=== Directions ===
All of the entries need to be repeated exactly. Leave nothing out.

Saved data entries:
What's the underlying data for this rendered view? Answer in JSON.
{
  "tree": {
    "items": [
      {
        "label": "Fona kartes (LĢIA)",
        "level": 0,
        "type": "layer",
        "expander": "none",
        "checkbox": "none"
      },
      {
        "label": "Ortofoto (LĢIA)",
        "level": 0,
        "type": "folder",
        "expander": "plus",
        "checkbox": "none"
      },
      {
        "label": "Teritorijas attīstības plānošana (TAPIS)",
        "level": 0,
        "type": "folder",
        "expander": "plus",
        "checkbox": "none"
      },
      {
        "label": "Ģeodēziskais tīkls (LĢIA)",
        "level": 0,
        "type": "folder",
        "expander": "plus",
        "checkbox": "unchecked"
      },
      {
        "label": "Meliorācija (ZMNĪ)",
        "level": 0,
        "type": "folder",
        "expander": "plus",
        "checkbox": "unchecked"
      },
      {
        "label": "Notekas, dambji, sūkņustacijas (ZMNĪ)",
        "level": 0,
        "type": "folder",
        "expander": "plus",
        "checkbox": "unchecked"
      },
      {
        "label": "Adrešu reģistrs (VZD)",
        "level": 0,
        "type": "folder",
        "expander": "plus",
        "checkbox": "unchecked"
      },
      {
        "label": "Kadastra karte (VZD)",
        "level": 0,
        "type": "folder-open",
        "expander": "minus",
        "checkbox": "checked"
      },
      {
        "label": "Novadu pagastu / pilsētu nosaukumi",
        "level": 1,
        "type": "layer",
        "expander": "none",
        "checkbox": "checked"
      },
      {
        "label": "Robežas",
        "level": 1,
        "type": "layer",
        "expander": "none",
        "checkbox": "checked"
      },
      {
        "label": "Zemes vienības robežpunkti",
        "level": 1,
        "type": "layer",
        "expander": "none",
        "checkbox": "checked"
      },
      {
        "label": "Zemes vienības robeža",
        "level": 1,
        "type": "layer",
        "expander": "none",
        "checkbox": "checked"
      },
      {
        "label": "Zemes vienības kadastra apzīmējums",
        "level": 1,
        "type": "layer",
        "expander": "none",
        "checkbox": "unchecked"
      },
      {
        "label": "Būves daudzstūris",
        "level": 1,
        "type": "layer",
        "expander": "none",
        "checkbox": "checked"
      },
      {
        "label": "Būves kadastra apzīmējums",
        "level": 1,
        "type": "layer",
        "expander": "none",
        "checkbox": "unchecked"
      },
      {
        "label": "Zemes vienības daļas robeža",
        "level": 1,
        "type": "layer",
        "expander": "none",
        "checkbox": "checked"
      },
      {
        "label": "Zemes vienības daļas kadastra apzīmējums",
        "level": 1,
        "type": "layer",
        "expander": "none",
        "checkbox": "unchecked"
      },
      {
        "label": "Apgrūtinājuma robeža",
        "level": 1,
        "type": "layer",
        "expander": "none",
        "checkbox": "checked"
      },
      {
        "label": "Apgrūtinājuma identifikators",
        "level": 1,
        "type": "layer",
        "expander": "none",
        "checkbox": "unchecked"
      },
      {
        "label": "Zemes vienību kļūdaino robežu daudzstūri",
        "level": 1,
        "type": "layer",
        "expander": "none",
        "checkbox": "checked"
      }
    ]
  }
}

=== Expected answer ===
What's the underlying data for this rendered view? Answer in JSON.
{
  "tree": {
    "items": [
      {
        "label": "Fona kartes (LĢIA)",
        "level": 0,
        "type": "layer",
        "expander": "none",
        "checkbox": "none"
      },
      {
        "label": "Ortofoto (LĢIA)",
        "level": 0,
        "type": "folder",
        "expander": "plus",
        "checkbox": "none"
      },
      {
        "label": "Teritorijas attīstības plānošana (TAPIS)",
        "level": 0,
        "type": "folder",
        "expander": "plus",
        "checkbox": "none"
      },
      {
        "label": "Ģeodēziskais tīkls (LĢIA)",
        "level": 0,
        "type": "folder",
        "expander": "plus",
        "checkbox": "unchecked"
      },
      {
        "label": "Meliorācija (ZMNĪ)",
        "level": 0,
        "type": "folder",
        "expander": "plus",
        "checkbox": "unchecked"
      },
      {
        "label": "Notekas, dambji, sūkņustacijas (ZMNĪ)",
        "level": 0,
        "type": "folder",
        "expander": "plus",
        "checkbox": "unchecked"
      },
      {
        "label": "Adrešu reģistrs (VZD)",
        "level": 0,
        "type": "folder",
        "expander": "plus",
        "checkbox": "unchecked"
      },
      {
        "label": "Kadastra karte (VZD)",
        "level": 0,
        "type": "folder-open",
        "expander": "minus",
        "checkbox": "checked"
      },
      {
        "label": "Novadu pagastu / pilsētu nosaukumi",
        "level": 1,
        "type": "layer",
        "expander": "none",
        "checkbox": "checked"
      },
      {
        "label": "Robežas",
        "level": 1,
        "type": "layer",
        "expander": "none",
        "checkbox": "checked"
      },
      {
        "label": "Zemes vienības robežpunkti",
        "level": 1,
        "type": "layer",
        "expander": "none",
        "checkbox": "checked"
      },
      {
        "label": "Zemes vienības robeža",
        "level": 1,
        "type": "layer",
        "expander": "none",
        "checkbox": "checked"
      },
      {
        "label": "Zemes vienības kadastra apzīmējums",
        "level": 1,
        "type": "layer",
        "expander": "none",
        "checkbox": "unchecked"
      },
      {
        "label": "Būves daudzstūris",
        "level": 1,
        "type": "layer",
        "expander": "none",
        "checkbox": "checked"
      },
      {
        "label": "Būves kadastra apzīmējums",
        "level": 1,
        "type": "layer",
        "expander": "none",
        "checkbox": "unchecked"
      },
      {
        "label": "Zemes vienības daļas robeža",
        "level": 1,
        "type": "layer",
        "expander": "none",
        "checkbox": "checked"
      },
      {
        "label": "Zemes vienības daļas kadastra apzīmējums",
        "level": 1,
        "type": "layer",
        "expander": "none",
        "checkbox": "unchecked"
      },
      {
        "label": "Apgrūtinājuma robeža",
        "level": 1,
        "type": "layer",
        "expander": "none",
        "checkbox": "checked"
      },
      {
        "label": "Apgrūtinājuma identifikators",
        "level": 1,
        "type": "layer",
        "expander": "none",
        "checkbox": "unchecked"
      },
      {
        "label": "Zemes vienību kļūdaino robežu daudzstūri",
        "level": 1,
        "type": "layer",
        "expander": "none",
        "checkbox": "checked"
      }
    ]
  }
}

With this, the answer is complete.